Some might have called us cynical to label Vista purchasers members of a not-so-exclusive "Pay-in beta test", but after a decade or two of working with computers and upgrades we should all pretty much know the deal where Windows upgrades are concerned: You buy it on the first day, you're a gibbering wreck by the second.
When dear old Wolfgang recounted his Windows Vista upgrade woes yesterday it provoked a wave of responses from our readers. Some pre-launch estimates say that about 1% of Vista users will experience upgrade problems. 1% doesn't seem like that high of a number, until one considers how many people will be using Windows Vista: If Microsoft ships 1 million copies, that's 10,000 users; 100 million copies and we've got 1 million people having serious, crippling issues.
So much for the user friendly operating system, eh? Remember that the 1% estimate is just that - an estimate. Judging by the amount of feedback we received over the past 24 hours one might be tempted to put that number higher; though one must always bear in mind that those who have had issues with Vista are far more likely to write an irate letter than those sitting happily playing with Aero.
So, what are the issues and trends we've distilled from our readers?
First of all, let us thank you for all of your feedback, which has been 99% very constructive. In fact, it left us wondering if Vista is really as perfect really as perfect as Microsoft says, or if it is just "good enough." Even if the first article and this one may sound "frightening" as one of our readers stated, we believe that it is important to mention that an operating system is no walk in the park and you have to be ready to deal with some problems. It has been the case with Windows 95, Windows XP and Vista is no exception.
Many readers suggested that Vista really makes only sense, if you build a system from scratch or at least wipe your hard drive and go through a clean install.
But quite frankly, can Microsoft expect anyone to do that? Really? If Microsoft says I can upgrade XP and it means I do not have to re-install a dozen of applications, then of course I will avoid that. In our opinion, 2007 is not 1995. An OS is not a toy anymore which you just know won't work and you actually enjoy the challenge of getting it to run on your PC. It's 2007, the OS has become a commodity.
Of course we have received lots of feedback about the purchase receipt. And yes, you were right, I did no go and try to reprinted. Shame on me, but let's just say that I am still German and even after 10 years living on these shores, I am still trying to figure some of the basics here. I'll keep you posted how the upgrade process continues.
Let's take a look at what we learned from our readers' feedback. We can't reprint all emails, but we have chosen a few key messages here, which pointed towards certain trends:

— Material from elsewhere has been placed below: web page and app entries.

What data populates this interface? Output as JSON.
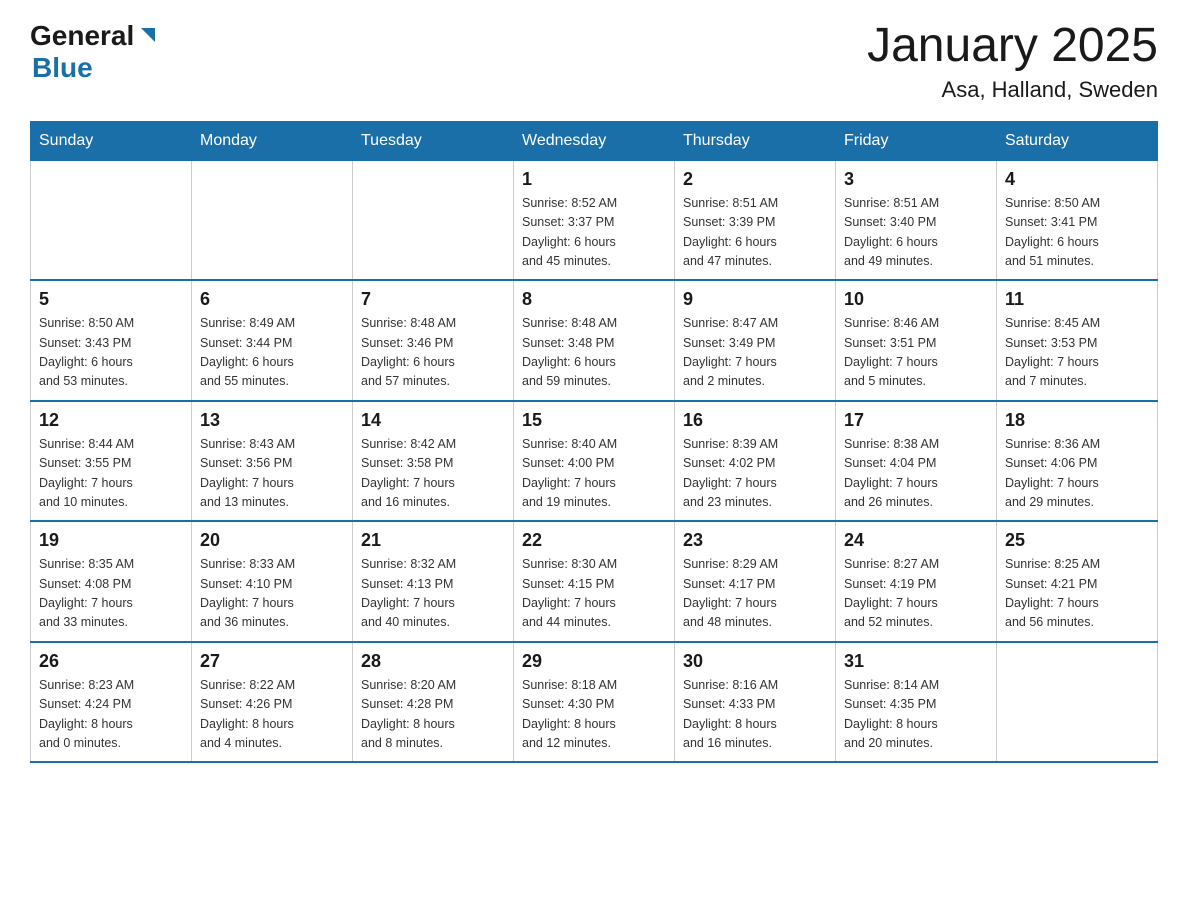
{
  "logo": {
    "general": "General",
    "blue": "Blue"
  },
  "title": "January 2025",
  "location": "Asa, Halland, Sweden",
  "days_of_week": [
    "Sunday",
    "Monday",
    "Tuesday",
    "Wednesday",
    "Thursday",
    "Friday",
    "Saturday"
  ],
  "weeks": [
    [
      {
        "day": "",
        "info": ""
      },
      {
        "day": "",
        "info": ""
      },
      {
        "day": "",
        "info": ""
      },
      {
        "day": "1",
        "info": "Sunrise: 8:52 AM\nSunset: 3:37 PM\nDaylight: 6 hours\nand 45 minutes."
      },
      {
        "day": "2",
        "info": "Sunrise: 8:51 AM\nSunset: 3:39 PM\nDaylight: 6 hours\nand 47 minutes."
      },
      {
        "day": "3",
        "info": "Sunrise: 8:51 AM\nSunset: 3:40 PM\nDaylight: 6 hours\nand 49 minutes."
      },
      {
        "day": "4",
        "info": "Sunrise: 8:50 AM\nSunset: 3:41 PM\nDaylight: 6 hours\nand 51 minutes."
      }
    ],
    [
      {
        "day": "5",
        "info": "Sunrise: 8:50 AM\nSunset: 3:43 PM\nDaylight: 6 hours\nand 53 minutes."
      },
      {
        "day": "6",
        "info": "Sunrise: 8:49 AM\nSunset: 3:44 PM\nDaylight: 6 hours\nand 55 minutes."
      },
      {
        "day": "7",
        "info": "Sunrise: 8:48 AM\nSunset: 3:46 PM\nDaylight: 6 hours\nand 57 minutes."
      },
      {
        "day": "8",
        "info": "Sunrise: 8:48 AM\nSunset: 3:48 PM\nDaylight: 6 hours\nand 59 minutes."
      },
      {
        "day": "9",
        "info": "Sunrise: 8:47 AM\nSunset: 3:49 PM\nDaylight: 7 hours\nand 2 minutes."
      },
      {
        "day": "10",
        "info": "Sunrise: 8:46 AM\nSunset: 3:51 PM\nDaylight: 7 hours\nand 5 minutes."
      },
      {
        "day": "11",
        "info": "Sunrise: 8:45 AM\nSunset: 3:53 PM\nDaylight: 7 hours\nand 7 minutes."
      }
    ],
    [
      {
        "day": "12",
        "info": "Sunrise: 8:44 AM\nSunset: 3:55 PM\nDaylight: 7 hours\nand 10 minutes."
      },
      {
        "day": "13",
        "info": "Sunrise: 8:43 AM\nSunset: 3:56 PM\nDaylight: 7 hours\nand 13 minutes."
      },
      {
        "day": "14",
        "info": "Sunrise: 8:42 AM\nSunset: 3:58 PM\nDaylight: 7 hours\nand 16 minutes."
      },
      {
        "day": "15",
        "info": "Sunrise: 8:40 AM\nSunset: 4:00 PM\nDaylight: 7 hours\nand 19 minutes."
      },
      {
        "day": "16",
        "info": "Sunrise: 8:39 AM\nSunset: 4:02 PM\nDaylight: 7 hours\nand 23 minutes."
      },
      {
        "day": "17",
        "info": "Sunrise: 8:38 AM\nSunset: 4:04 PM\nDaylight: 7 hours\nand 26 minutes."
      },
      {
        "day": "18",
        "info": "Sunrise: 8:36 AM\nSunset: 4:06 PM\nDaylight: 7 hours\nand 29 minutes."
      }
    ],
    [
      {
        "day": "19",
        "info": "Sunrise: 8:35 AM\nSunset: 4:08 PM\nDaylight: 7 hours\nand 33 minutes."
      },
      {
        "day": "20",
        "info": "Sunrise: 8:33 AM\nSunset: 4:10 PM\nDaylight: 7 hours\nand 36 minutes."
      },
      {
        "day": "21",
        "info": "Sunrise: 8:32 AM\nSunset: 4:13 PM\nDaylight: 7 hours\nand 40 minutes."
      },
      {
        "day": "22",
        "info": "Sunrise: 8:30 AM\nSunset: 4:15 PM\nDaylight: 7 hours\nand 44 minutes."
      },
      {
        "day": "23",
        "info": "Sunrise: 8:29 AM\nSunset: 4:17 PM\nDaylight: 7 hours\nand 48 minutes."
      },
      {
        "day": "24",
        "info": "Sunrise: 8:27 AM\nSunset: 4:19 PM\nDaylight: 7 hours\nand 52 minutes."
      },
      {
        "day": "25",
        "info": "Sunrise: 8:25 AM\nSunset: 4:21 PM\nDaylight: 7 hours\nand 56 minutes."
      }
    ],
    [
      {
        "day": "26",
        "info": "Sunrise: 8:23 AM\nSunset: 4:24 PM\nDaylight: 8 hours\nand 0 minutes."
      },
      {
        "day": "27",
        "info": "Sunrise: 8:22 AM\nSunset: 4:26 PM\nDaylight: 8 hours\nand 4 minutes."
      },
      {
        "day": "28",
        "info": "Sunrise: 8:20 AM\nSunset: 4:28 PM\nDaylight: 8 hours\nand 8 minutes."
      },
      {
        "day": "29",
        "info": "Sunrise: 8:18 AM\nSunset: 4:30 PM\nDaylight: 8 hours\nand 12 minutes."
      },
      {
        "day": "30",
        "info": "Sunrise: 8:16 AM\nSunset: 4:33 PM\nDaylight: 8 hours\nand 16 minutes."
      },
      {
        "day": "31",
        "info": "Sunrise: 8:14 AM\nSunset: 4:35 PM\nDaylight: 8 hours\nand 20 minutes."
      },
      {
        "day": "",
        "info": ""
      }
    ]
  ]
}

Installation's a bitch
An 11 GB install taking hours to complete and often looking as if it has hung is a common complaint among the emails we've received. The message is that unless the screen goes blank or something catastrophic starts to happen (your machine starts to sing the national anthem and you hear gunfire, for example) don't hit the reset button. You'll only be prolonging the experience. 2 hours is how long it took our own intrepid Wolfgang, and some users have reported more time, some less (some as little as 30 minutes).

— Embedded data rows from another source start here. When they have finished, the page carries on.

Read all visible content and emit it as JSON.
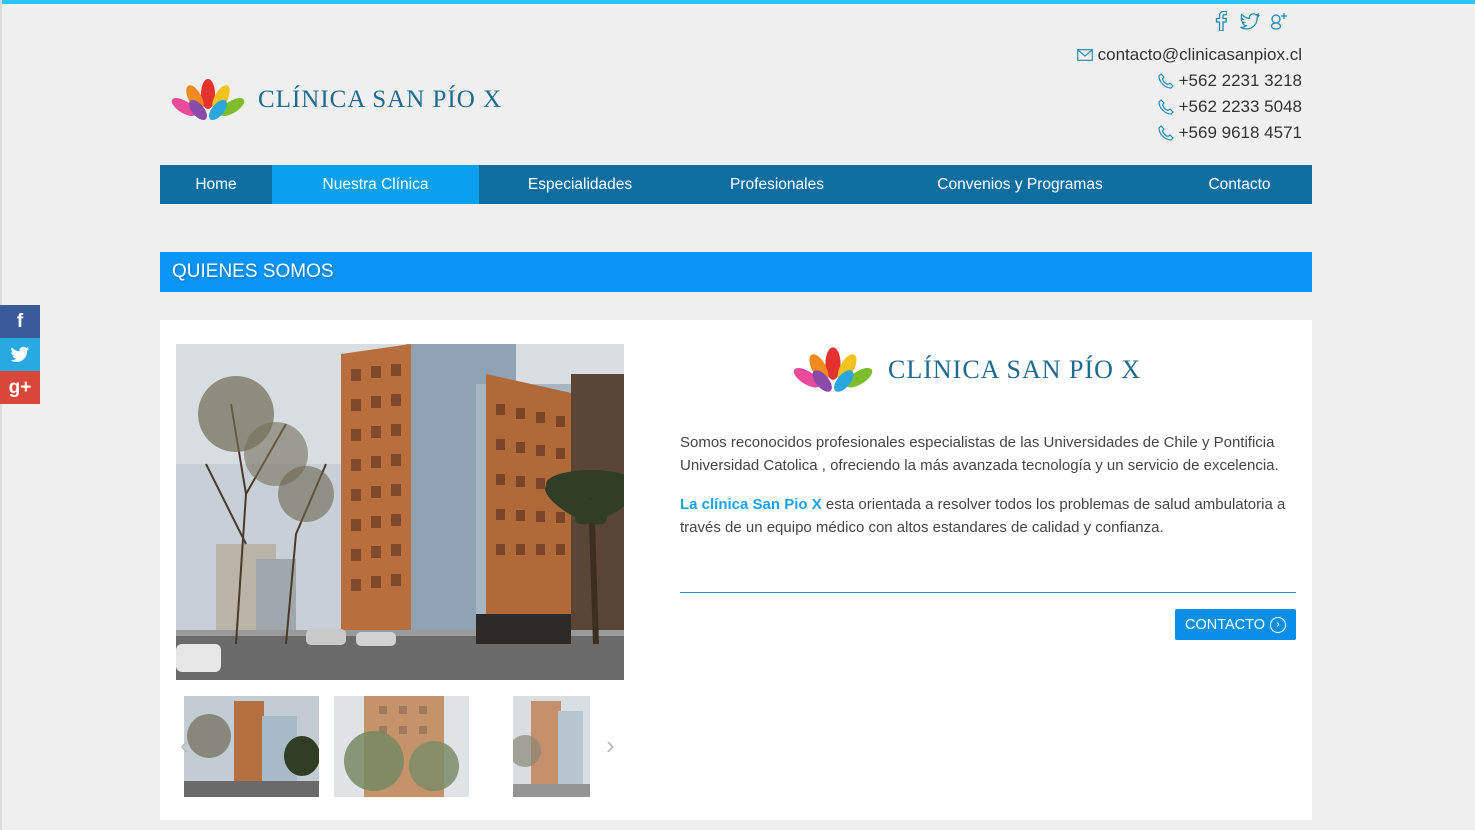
{
  "brand": {
    "name": "CLÍNICA SAN PÍO X"
  },
  "header_social": [
    "facebook-icon",
    "twitter-icon",
    "google-plus-icon"
  ],
  "contact": {
    "email": "contacto@clinicasanpiox.cl",
    "phones": [
      "+562 2231 3218",
      "+562 2233 5048",
      "+569 9618 4571"
    ]
  },
  "nav": {
    "items": [
      {
        "label": "Home",
        "active": false
      },
      {
        "label": "Nuestra Clínica",
        "active": true
      },
      {
        "label": "Especialidades",
        "active": false
      },
      {
        "label": "Profesionales",
        "active": false
      },
      {
        "label": "Convenios y Programas",
        "active": false
      },
      {
        "label": "Contacto",
        "active": false
      }
    ]
  },
  "section": {
    "title": "QUIENES SOMOS"
  },
  "content": {
    "paragraph1": "Somos reconocidos profesionales especialistas de las Universidades de Chile y Pontificia Universidad Catolica , ofreciendo la más avanzada tecnología y un servicio de excelencia.",
    "paragraph2_highlight": "La clínica San Pio X",
    "paragraph2_rest": " esta orientada a resolver todos los problemas de salud ambulatoria a través de un equipo médico con altos estandares de calidad y confianza.",
    "button_label": "CONTACTO"
  },
  "floating_share": [
    "f",
    "t",
    "g+"
  ],
  "colors": {
    "accent_top": "#2cc5f2",
    "nav_bg": "#0f6ea0",
    "nav_active": "#0aa0ee",
    "section_bar": "#0a95f7",
    "button": "#0a8fe8",
    "highlight": "#17a2e6"
  }
}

Graphic driver issues
A trend we've seen emerge in feedback emails is that Vista isn't always that keen on Windows XP drivers or hardware. The old adage that 40% of your stuff won't work when you upgrade an OS seems to be holding true. These problems can occur both during instillation and once you get to the OS itself:

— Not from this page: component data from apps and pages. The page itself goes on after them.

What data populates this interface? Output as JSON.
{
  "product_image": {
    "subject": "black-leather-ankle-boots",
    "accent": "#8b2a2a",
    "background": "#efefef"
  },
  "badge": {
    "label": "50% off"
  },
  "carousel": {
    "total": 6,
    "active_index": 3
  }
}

"Here's my Vista story. Clean install on a Shuttle XPC using the Technet RTM version (same as retail). The install begins, then about 1 minute in the screen goes black. Rebooted and tried again... same black screen. The install doesn't seem frozen as the hard drive light is still blinking away, but nothing on the screen. I finally solved the problem by removing the Radeon X1650 video card I was using and completing the install using the terrible on-board video. After install I could reinstall the ATI card and switch the display over after fiddling a bit. I bought the video card after I heard Vista needed much more of a video card than the on-board could offer. I can't believe Microsoft didn't think that people might purchase a video card and disable the on-board one."
Beware if these upgrade woes should kill any versions of XP you have running...
"I have the Business upgrade version of Vista, and my frustration with this was that on first installation there was a driver related problem which crashed the machine rendering XP and Vista un-bootable. I obviously then reformatted the drive and began again to install vista. The upgrade key will not allow a fresh install! You have to install XP again first, no simple "please enter XP license that you are upgrading from." I reloaded XP, tried again, same problem, crashed on reinstall. So I tried again with a fresh install of Vista, if you don't insert the license key then it will let you continue the install, picking the version that you own a license for. All works fine, loaded, all drivers perfect! Then came to activation, "sorry this license is for an upgrade version." End. More than a little frustrating. So the answer is clear, disable all onboard hardware, sound, network etc, remove all PCI cards, disconnect everything, load XP, upgrade to Vista."